Segment Start: DATA FOR PROCESSING

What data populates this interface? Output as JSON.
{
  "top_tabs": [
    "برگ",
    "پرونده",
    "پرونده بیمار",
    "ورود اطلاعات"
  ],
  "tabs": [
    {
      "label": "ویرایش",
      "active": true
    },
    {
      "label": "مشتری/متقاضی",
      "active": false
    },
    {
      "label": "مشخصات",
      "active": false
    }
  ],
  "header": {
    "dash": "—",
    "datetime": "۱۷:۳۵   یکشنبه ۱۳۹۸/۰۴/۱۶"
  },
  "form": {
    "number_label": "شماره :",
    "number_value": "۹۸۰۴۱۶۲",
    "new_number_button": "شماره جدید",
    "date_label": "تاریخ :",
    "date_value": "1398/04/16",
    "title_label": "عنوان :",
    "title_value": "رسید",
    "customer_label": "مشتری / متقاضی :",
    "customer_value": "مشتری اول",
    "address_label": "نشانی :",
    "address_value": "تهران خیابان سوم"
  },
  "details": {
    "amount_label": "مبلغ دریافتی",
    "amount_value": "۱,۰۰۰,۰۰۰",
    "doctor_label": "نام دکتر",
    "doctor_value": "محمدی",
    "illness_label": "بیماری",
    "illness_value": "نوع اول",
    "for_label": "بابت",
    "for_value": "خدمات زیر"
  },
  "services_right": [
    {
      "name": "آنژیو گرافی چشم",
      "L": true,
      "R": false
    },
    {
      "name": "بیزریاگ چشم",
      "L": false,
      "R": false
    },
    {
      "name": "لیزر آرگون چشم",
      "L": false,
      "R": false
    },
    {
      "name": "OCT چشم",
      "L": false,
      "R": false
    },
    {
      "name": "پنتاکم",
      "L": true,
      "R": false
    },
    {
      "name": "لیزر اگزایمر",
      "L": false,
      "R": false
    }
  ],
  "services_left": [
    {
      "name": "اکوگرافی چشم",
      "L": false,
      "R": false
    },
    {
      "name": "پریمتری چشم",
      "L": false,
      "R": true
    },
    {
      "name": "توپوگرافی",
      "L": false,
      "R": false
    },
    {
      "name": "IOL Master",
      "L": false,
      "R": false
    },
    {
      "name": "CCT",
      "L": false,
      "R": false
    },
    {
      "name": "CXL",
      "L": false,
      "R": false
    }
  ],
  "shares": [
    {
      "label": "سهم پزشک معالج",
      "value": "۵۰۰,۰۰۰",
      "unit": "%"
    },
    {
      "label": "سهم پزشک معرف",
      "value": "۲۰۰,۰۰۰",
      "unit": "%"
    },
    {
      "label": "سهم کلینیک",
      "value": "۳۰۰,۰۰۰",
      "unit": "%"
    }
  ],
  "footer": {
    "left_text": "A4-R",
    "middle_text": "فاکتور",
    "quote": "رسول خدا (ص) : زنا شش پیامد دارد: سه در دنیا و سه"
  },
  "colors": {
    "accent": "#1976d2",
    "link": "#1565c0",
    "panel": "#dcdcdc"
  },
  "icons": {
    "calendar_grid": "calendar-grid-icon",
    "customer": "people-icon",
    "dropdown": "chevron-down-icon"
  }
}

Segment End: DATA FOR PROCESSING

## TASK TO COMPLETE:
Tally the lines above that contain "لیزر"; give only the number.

## OUTPUT OF THE TASK:
2